Thursday 28th January 1993 Morning surgery 09:00

My Dad looked put out when Phil Davies and Carol Crosby came in with Mrs Vaughan. Carol Crosby had brought in an extra chair from the waiting room. My Dad glanced at his appointment list. Mrs Vaughan had just booked a single slot at 9 o’clock. He frowned and cleared his throat.
“We’ve come about Mrs Bingham,” said Mrs Crosby.
“Oh, Mrs Bingham!” My Dad sounded relieved. “Listen! I am really sorry to have to tell you this but poor Mrs Bingham passed away in the early hours of this morning.”
“We know that. That’s why we’ve come.” said Mrs Vaughan. “Do you know where she died, Dr Dennis?”
“In the hospital?”
“Well, of course. Do you know where she died in the hospital?”
“I presume it was Ward 7.”
“Ward 5?”
“No. Mrs Bingham died on a trolley in the link corridor. She had been on the trolley since Dr Lewis sent her in on Monday afternoon.”
“It was an old trolley,” said Phil. “The cushions were really worn and hard. There was no pillow.”
“She couldn’t get comfortable.” Mrs Crosby added. “She kept shifting around.”
“There were 8 patients in the link corridor,” said Mrs Vaughan, “including Mrs Bingham. There was another elderly lady, Mrs Ripley, who was vomiting all night. There was a confused man who kept shouting. Another man was very breathless: he was sat up on his trolley, on oxygen.”
“It’s a disgrace!” said Mrs Crosby.
“It’s criminal negligence!” said Phil Davies. “You know, as much I hated my mother, Dr Dennis, I would never have wanted to see her die like Mrs Bingham, to see her go through that.”
“It is clearly inhumane,” said Mrs Vaughan.

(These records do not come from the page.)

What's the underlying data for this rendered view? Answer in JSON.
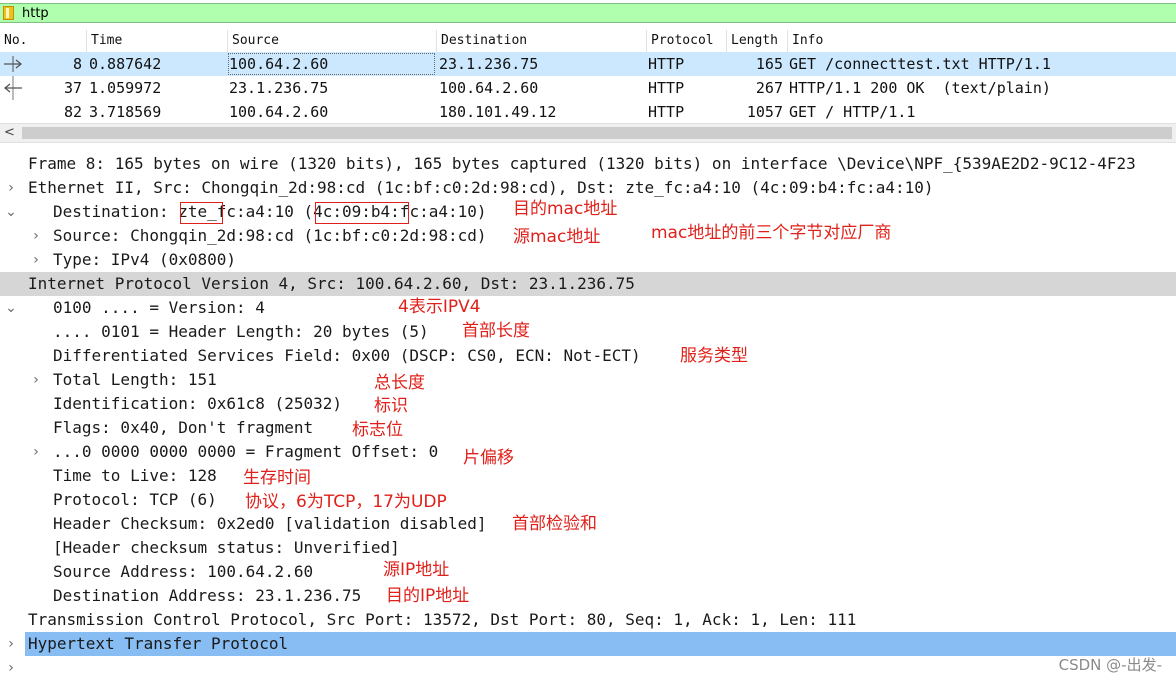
{
  "filter": {
    "value": "http",
    "bookmark_icon": "bookmark-icon",
    "bg_color": "#afffaf"
  },
  "packet_list": {
    "columns": [
      "No.",
      "Time",
      "Source",
      "Destination",
      "Protocol",
      "Length",
      "Info"
    ],
    "rows": [
      {
        "no": "8",
        "time": "0.887642",
        "source": "100.64.2.60",
        "destination": "23.1.236.75",
        "protocol": "HTTP",
        "length": "165",
        "info": "GET /connecttest.txt HTTP/1.1"
      },
      {
        "no": "37",
        "time": "1.059972",
        "source": "23.1.236.75",
        "destination": "100.64.2.60",
        "protocol": "HTTP",
        "length": "267",
        "info": "HTTP/1.1 200 OK  (text/plain)"
      },
      {
        "no": "82",
        "time": "3.718569",
        "source": "100.64.2.60",
        "destination": "180.101.49.12",
        "protocol": "HTTP",
        "length": "1057",
        "info": "GET / HTTP/1.1"
      }
    ],
    "scroll_left": "<"
  },
  "tree": {
    "frame": "Frame 8: 165 bytes on wire (1320 bits), 165 bytes captured (1320 bits) on interface \\Device\\NPF_{539AE2D2-9C12-4F23",
    "ethernet": "Ethernet II, Src: Chongqin_2d:98:cd (1c:bf:c0:2d:98:cd), Dst: zte_fc:a4:10 (4c:09:b4:fc:a4:10)",
    "eth_dst_prefix": "Destination: ",
    "eth_dst_name": "zte_",
    "eth_dst_mid": "fc:a4:10 ",
    "eth_dst_mac": "(4c:09:b4",
    "eth_dst_suffix": ":fc:a4:10)",
    "eth_src": "Source: Chongqin_2d:98:cd (1c:bf:c0:2d:98:cd)",
    "eth_type": "Type: IPv4 (0x0800)",
    "ip": "Internet Protocol Version 4, Src: 100.64.2.60, Dst: 23.1.236.75",
    "ip_version": "0100 .... = Version: 4",
    "ip_hlen": ".... 0101 = Header Length: 20 bytes (5)",
    "ip_dsf": "Differentiated Services Field: 0x00 (DSCP: CS0, ECN: Not-ECT)",
    "ip_total": "Total Length: 151",
    "ip_id": "Identification: 0x61c8 (25032)",
    "ip_flags": "Flags: 0x40, Don't fragment",
    "ip_frag": "...0 0000 0000 0000 = Fragment Offset: 0",
    "ip_ttl": "Time to Live: 128",
    "ip_proto": "Protocol: TCP (6)",
    "ip_checksum": "Header Checksum: 0x2ed0 [validation disabled]",
    "ip_checksum_status": "[Header checksum status: Unverified]",
    "ip_src": "Source Address: 100.64.2.60",
    "ip_dst": "Destination Address: 23.1.236.75",
    "tcp": "Transmission Control Protocol, Src Port: 13572, Dst Port: 80, Seq: 1, Ack: 1, Len: 111",
    "http": "Hypertext Transfer Protocol"
  },
  "annotations": {
    "dst_mac": "目的mac地址",
    "src_mac": "源mac地址",
    "oui": "mac地址的前三个字节对应厂商",
    "version": "4表示IPV4",
    "hlen": "首部长度",
    "dsf": "服务类型",
    "total": "总长度",
    "id": "标识",
    "flags": "标志位",
    "frag": "片偏移",
    "ttl": "生存时间",
    "proto": "协议，6为TCP，17为UDP",
    "checksum": "首部检验和",
    "src_ip": "源IP地址",
    "dst_ip": "目的IP地址",
    "color": "#e0201a"
  },
  "watermark": "CSDN @-出发-"
}
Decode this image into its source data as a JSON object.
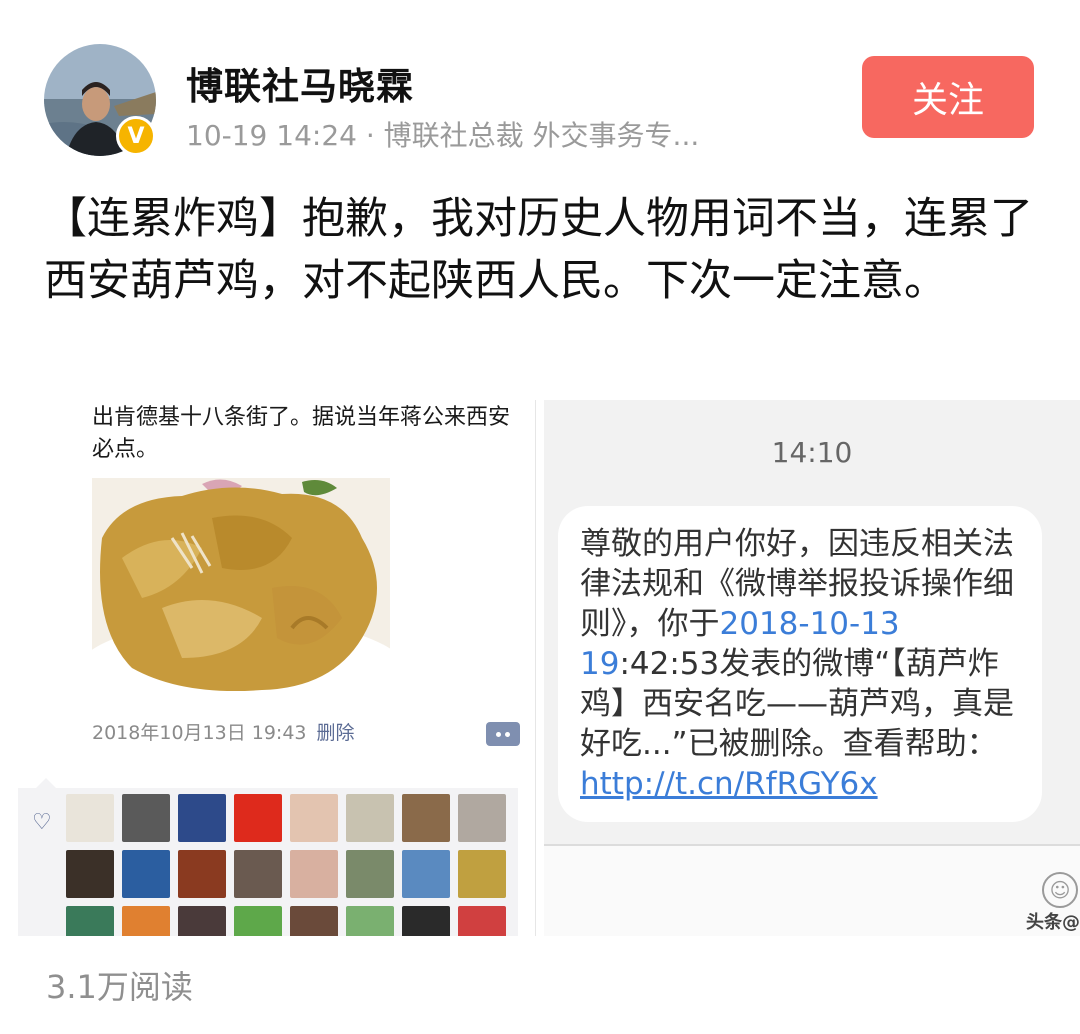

“Mrs Bingham was in a lot of pain. When the doctor came to see her, he thought she had an inflamed pancreas: pancreatitis. He took bloods. He said he was coming back but he never did. I don’t imagine he had time. There were patients stacked up everywhere. The nurse came and gave Mrs Bingham a painkilling injection at midnight.”
“It was only because I told her what I thought,” said Phil. “No one would have come otherwise. The nurses were rushing around all over the place.”
“Yes, Mr Davies insisted,” said Mrs Crosby.
“We realised that she was going to die by then,” said Mrs Vaughan. “Her breathing was very shallow and irregular. She was trembling. Her hands were blue and cold. She was hardly responsive.”
“She seemed more comfortable after the injection,” continued Mrs Crosby. “She drifted off to sleep.”
“She stopped breathing at 6 o’clock this morning,” said Phil. “That was it, then. They did not try to resuscitate her.”
“They didn’t know she’d died until you went to tell them, Phil.”
“Another lady on the corridor died at 7 o’clock. She had had a very big stroke. I don’t think they could have done anything for her.”
“Listen,” my Dad said. “I am sorry. These things do happen. At certain times, the hospital can get extremely busy.”
“At certain times! What are you talking about, Dr Dennis?” Phil Davies glared. “There are never any beds. We’ve had enough of it. We want beds.”
“You don’t look ill,” said my Dad.
“Not, now! But, if we need to go to hospital, we all want beds.”
“I can hardly ask them to reserve 3 beds in case you are ill.”
“We are not just talking about us, Dr Dennis. We want beds for every patient.”
“I would really like to help but it is nothing to do with me. You will need to contact the Secretary of State for Health.”
“The Secretary of State for Health!” Phil looked astounded. “Don’t be ridiculous! He won’t take any notice.”
“Well, I can’t help.”
“We are your patients, Dr Dennis. You have a moral responsibility to make sure that there are proper facilities for us when we are ill.”
My Dad took a big breath.
“How often has Mrs Bingham come to see you over the years?”
“I can’t remember.”
“How often?”
“Hardly ever. Maybe, 4 or 5 times apart from when she had the children.”
“Had she ever been to hospital?”
“Never? Are you sure?”
“I am sure. She had never been to hospital.”
“She had worked all her life hadn’t she?”
My Dad nodded.
“So, she’d made her contribution to the National Health Service?”
“Then, the first and only time she need the hospital, they couldn’t look after her. They didn’t have a bed. She died on an old trolley in a dark corridor. Is that acceptable?”
My Dad did not know what to say.

“We want beds . . . beds for every patient!”
“We want beds . . . beds for every patient!”
“We want beds . . . beds for every patient!”

We want beds . . . beds for every patient!